Start of Materials provided

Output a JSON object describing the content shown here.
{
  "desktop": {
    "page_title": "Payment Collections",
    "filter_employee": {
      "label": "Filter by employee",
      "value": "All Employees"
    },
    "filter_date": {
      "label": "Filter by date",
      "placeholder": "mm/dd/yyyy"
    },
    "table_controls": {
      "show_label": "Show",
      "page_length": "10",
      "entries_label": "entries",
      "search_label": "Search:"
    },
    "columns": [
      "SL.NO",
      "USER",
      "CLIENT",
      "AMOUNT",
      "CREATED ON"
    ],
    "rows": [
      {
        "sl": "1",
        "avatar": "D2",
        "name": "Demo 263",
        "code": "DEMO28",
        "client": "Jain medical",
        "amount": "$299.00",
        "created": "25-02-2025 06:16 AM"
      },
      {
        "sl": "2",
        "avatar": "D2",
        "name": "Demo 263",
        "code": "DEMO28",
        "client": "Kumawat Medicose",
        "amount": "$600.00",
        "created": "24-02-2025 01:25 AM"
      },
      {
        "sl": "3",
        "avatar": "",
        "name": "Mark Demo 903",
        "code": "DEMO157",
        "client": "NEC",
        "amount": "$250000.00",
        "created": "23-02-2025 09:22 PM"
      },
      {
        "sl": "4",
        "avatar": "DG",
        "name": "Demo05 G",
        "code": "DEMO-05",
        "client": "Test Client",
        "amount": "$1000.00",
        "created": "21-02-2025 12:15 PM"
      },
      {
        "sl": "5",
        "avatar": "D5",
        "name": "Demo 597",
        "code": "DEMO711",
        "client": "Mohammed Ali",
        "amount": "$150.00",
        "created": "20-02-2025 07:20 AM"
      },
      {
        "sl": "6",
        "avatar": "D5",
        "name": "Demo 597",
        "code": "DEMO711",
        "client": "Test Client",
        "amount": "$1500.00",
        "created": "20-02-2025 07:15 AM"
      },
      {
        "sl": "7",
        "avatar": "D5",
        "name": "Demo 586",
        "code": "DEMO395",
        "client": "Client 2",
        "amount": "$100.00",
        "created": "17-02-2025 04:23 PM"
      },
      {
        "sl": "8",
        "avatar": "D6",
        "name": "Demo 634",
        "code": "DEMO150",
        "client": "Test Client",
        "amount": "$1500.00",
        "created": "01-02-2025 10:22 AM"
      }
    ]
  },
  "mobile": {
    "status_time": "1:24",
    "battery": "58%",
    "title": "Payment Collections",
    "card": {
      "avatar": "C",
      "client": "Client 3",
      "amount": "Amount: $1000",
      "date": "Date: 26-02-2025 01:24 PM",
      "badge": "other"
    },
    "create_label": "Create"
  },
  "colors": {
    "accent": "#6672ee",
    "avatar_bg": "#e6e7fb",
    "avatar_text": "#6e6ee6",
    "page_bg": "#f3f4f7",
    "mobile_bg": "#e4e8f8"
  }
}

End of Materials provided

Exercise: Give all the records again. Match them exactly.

Answer section:
Output a JSON object describing the content shown here.
{
  "desktop": {
    "page_title": "Payment Collections",
    "filter_employee": {
      "label": "Filter by employee",
      "value": "All Employees"
    },
    "filter_date": {
      "label": "Filter by date",
      "placeholder": "mm/dd/yyyy"
    },
    "table_controls": {
      "show_label": "Show",
      "page_length": "10",
      "entries_label": "entries",
      "search_label": "Search:"
    },
    "columns": [
      "SL.NO",
      "USER",
      "CLIENT",
      "AMOUNT",
      "CREATED ON"
    ],
    "rows": [
      {
        "sl": "1",
        "avatar": "D2",
        "name": "Demo 263",
        "code": "DEMO28",
        "client": "Jain medical",
        "amount": "$299.00",
        "created": "25-02-2025 06:16 AM"
      },
      {
        "sl": "2",
        "avatar": "D2",
        "name": "Demo 263",
        "code": "DEMO28",
        "client": "Kumawat Medicose",
        "amount": "$600.00",
        "created": "24-02-2025 01:25 AM"
      },
      {
        "sl": "3",
        "avatar": "",
        "name": "Mark Demo 903",
        "code": "DEMO157",
        "client": "NEC",
        "amount": "$250000.00",
        "created": "23-02-2025 09:22 PM"
      },
      {
        "sl": "4",
        "avatar": "DG",
        "name": "Demo05 G",
        "code": "DEMO-05",
        "client": "Test Client",
        "amount": "$1000.00",
        "created": "21-02-2025 12:15 PM"
      },
      {
        "sl": "5",
        "avatar": "D5",
        "name": "Demo 597",
        "code": "DEMO711",
        "client": "Mohammed Ali",
        "amount": "$150.00",
        "created": "20-02-2025 07:20 AM"
      },
      {
        "sl": "6",
        "avatar": "D5",
        "name": "Demo 597",
        "code": "DEMO711",
        "client": "Test Client",
        "amount": "$1500.00",
        "created": "20-02-2025 07:15 AM"
      },
      {
        "sl": "7",
        "avatar": "D5",
        "name": "Demo 586",
        "code": "DEMO395",
        "client": "Client 2",
        "amount": "$100.00",
        "created": "17-02-2025 04:23 PM"
      },
      {
        "sl": "8",
        "avatar": "D6",
        "name": "Demo 634",
        "code": "DEMO150",
        "client": "Test Client",
        "amount": "$1500.00",
        "created": "01-02-2025 10:22 AM"
      }
    ]
  },
  "mobile": {
    "status_time": "1:24",
    "battery": "58%",
    "title": "Payment Collections",
    "card": {
      "avatar": "C",
      "client": "Client 3",
      "amount": "Amount: $1000",
      "date": "Date: 26-02-2025 01:24 PM",
      "badge": "other"
    },
    "create_label": "Create"
  },
  "colors": {
    "accent": "#6672ee",
    "avatar_bg": "#e6e7fb",
    "avatar_text": "#6e6ee6",
    "page_bg": "#f3f4f7",
    "mobile_bg": "#e4e8f8"
  }
}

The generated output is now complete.